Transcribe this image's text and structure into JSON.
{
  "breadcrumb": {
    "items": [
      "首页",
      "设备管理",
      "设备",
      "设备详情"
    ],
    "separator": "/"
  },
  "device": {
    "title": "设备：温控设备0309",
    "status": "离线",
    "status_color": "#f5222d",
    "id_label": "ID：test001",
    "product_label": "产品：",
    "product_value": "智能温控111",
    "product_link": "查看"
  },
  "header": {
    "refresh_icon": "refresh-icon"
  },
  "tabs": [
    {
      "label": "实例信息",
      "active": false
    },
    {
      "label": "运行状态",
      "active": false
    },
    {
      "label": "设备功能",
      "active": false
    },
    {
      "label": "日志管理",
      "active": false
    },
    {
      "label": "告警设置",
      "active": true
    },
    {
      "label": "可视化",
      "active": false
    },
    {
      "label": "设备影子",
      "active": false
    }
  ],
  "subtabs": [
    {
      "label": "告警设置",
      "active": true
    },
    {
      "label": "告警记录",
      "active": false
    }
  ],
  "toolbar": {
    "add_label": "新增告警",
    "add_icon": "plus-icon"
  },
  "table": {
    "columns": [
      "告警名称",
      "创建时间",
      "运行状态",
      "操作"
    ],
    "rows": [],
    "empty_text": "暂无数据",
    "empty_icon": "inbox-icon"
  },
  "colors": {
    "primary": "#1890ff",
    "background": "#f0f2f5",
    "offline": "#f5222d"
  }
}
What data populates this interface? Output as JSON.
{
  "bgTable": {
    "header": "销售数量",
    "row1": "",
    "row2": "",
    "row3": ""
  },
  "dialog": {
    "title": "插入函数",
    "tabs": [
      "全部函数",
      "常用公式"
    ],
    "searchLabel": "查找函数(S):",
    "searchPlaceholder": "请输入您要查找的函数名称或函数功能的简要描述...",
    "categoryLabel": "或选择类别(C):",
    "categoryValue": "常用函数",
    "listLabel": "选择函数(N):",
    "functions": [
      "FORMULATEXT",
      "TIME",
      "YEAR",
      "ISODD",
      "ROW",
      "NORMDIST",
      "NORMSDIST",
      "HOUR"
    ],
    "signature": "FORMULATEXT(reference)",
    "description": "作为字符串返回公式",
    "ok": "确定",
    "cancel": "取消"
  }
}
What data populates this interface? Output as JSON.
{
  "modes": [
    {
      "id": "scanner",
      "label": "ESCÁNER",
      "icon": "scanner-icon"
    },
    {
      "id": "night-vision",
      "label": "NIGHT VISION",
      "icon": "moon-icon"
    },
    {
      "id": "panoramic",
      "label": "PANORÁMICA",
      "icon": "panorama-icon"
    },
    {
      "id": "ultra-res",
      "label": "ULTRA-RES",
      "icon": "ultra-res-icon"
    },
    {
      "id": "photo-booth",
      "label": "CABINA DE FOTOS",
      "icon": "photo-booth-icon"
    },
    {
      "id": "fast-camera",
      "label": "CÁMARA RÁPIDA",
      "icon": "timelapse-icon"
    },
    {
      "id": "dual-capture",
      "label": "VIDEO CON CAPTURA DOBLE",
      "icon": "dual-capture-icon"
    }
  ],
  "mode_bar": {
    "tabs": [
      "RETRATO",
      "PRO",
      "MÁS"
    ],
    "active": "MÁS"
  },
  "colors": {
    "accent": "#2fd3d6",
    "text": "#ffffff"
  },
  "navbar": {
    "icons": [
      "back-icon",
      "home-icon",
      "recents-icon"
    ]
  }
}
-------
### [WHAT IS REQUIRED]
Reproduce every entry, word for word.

### [EXPECTED OUTPUT]
Transcribe this image's text and structure into JSON.
{
  "breadcrumb": {
    "items": [
      "首页",
      "设备管理",
      "设备",
      "设备详情"
    ],
    "separator": "/"
  },
  "device": {
    "title": "设备：温控设备0309",
    "status": "离线",
    "status_color": "#f5222d",
    "id_label": "ID：test001",
    "product_label": "产品：",
    "product_value": "智能温控111",
    "product_link": "查看"
  },
  "header": {
    "refresh_icon": "refresh-icon"
  },
  "tabs": [
    {
      "label": "实例信息",
      "active": false
    },
    {
      "label": "运行状态",
      "active": false
    },
    {
      "label": "设备功能",
      "active": false
    },
    {
      "label": "日志管理",
      "active": false
    },
    {
      "label": "告警设置",
      "active": true
    },
    {
      "label": "可视化",
      "active": false
    },
    {
      "label": "设备影子",
      "active": false
    }
  ],
  "subtabs": [
    {
      "label": "告警设置",
      "active": true
    },
    {
      "label": "告警记录",
      "active": false
    }
  ],
  "toolbar": {
    "add_label": "新增告警",
    "add_icon": "plus-icon"
  },
  "table": {
    "columns": [
      "告警名称",
      "创建时间",
      "运行状态",
      "操作"
    ],
    "rows": [],
    "empty_text": "暂无数据",
    "empty_icon": "inbox-icon"
  },
  "colors": {
    "primary": "#1890ff",
    "background": "#f0f2f5",
    "offline": "#f5222d"
  }
}
What data populates this interface? Output as JSON.
{
  "bgTable": {
    "header": "销售数量",
    "row1": "",
    "row2": "",
    "row3": ""
  },
  "dialog": {
    "title": "插入函数",
    "tabs": [
      "全部函数",
      "常用公式"
    ],
    "searchLabel": "查找函数(S):",
    "searchPlaceholder": "请输入您要查找的函数名称或函数功能的简要描述...",
    "categoryLabel": "或选择类别(C):",
    "categoryValue": "常用函数",
    "listLabel": "选择函数(N):",
    "functions": [
      "FORMULATEXT",
      "TIME",
      "YEAR",
      "ISODD",
      "ROW",
      "NORMDIST",
      "NORMSDIST",
      "HOUR"
    ],
    "signature": "FORMULATEXT(reference)",
    "description": "作为字符串返回公式",
    "ok": "确定",
    "cancel": "取消"
  }
}
What data populates this interface? Output as JSON.
{
  "modes": [
    {
      "id": "scanner",
      "label": "ESCÁNER",
      "icon": "scanner-icon"
    },
    {
      "id": "night-vision",
      "label": "NIGHT VISION",
      "icon": "moon-icon"
    },
    {
      "id": "panoramic",
      "label": "PANORÁMICA",
      "icon": "panorama-icon"
    },
    {
      "id": "ultra-res",
      "label": "ULTRA-RES",
      "icon": "ultra-res-icon"
    },
    {
      "id": "photo-booth",
      "label": "CABINA DE FOTOS",
      "icon": "photo-booth-icon"
    },
    {
      "id": "fast-camera",
      "label": "CÁMARA RÁPIDA",
      "icon": "timelapse-icon"
    },
    {
      "id": "dual-capture",
      "label": "VIDEO CON CAPTURA DOBLE",
      "icon": "dual-capture-icon"
    }
  ],
  "mode_bar": {
    "tabs": [
      "RETRATO",
      "PRO",
      "MÁS"
    ],
    "active": "MÁS"
  },
  "colors": {
    "accent": "#2fd3d6",
    "text": "#ffffff"
  },
  "navbar": {
    "icons": [
      "back-icon",
      "home-icon",
      "recents-icon"
    ]
  }
}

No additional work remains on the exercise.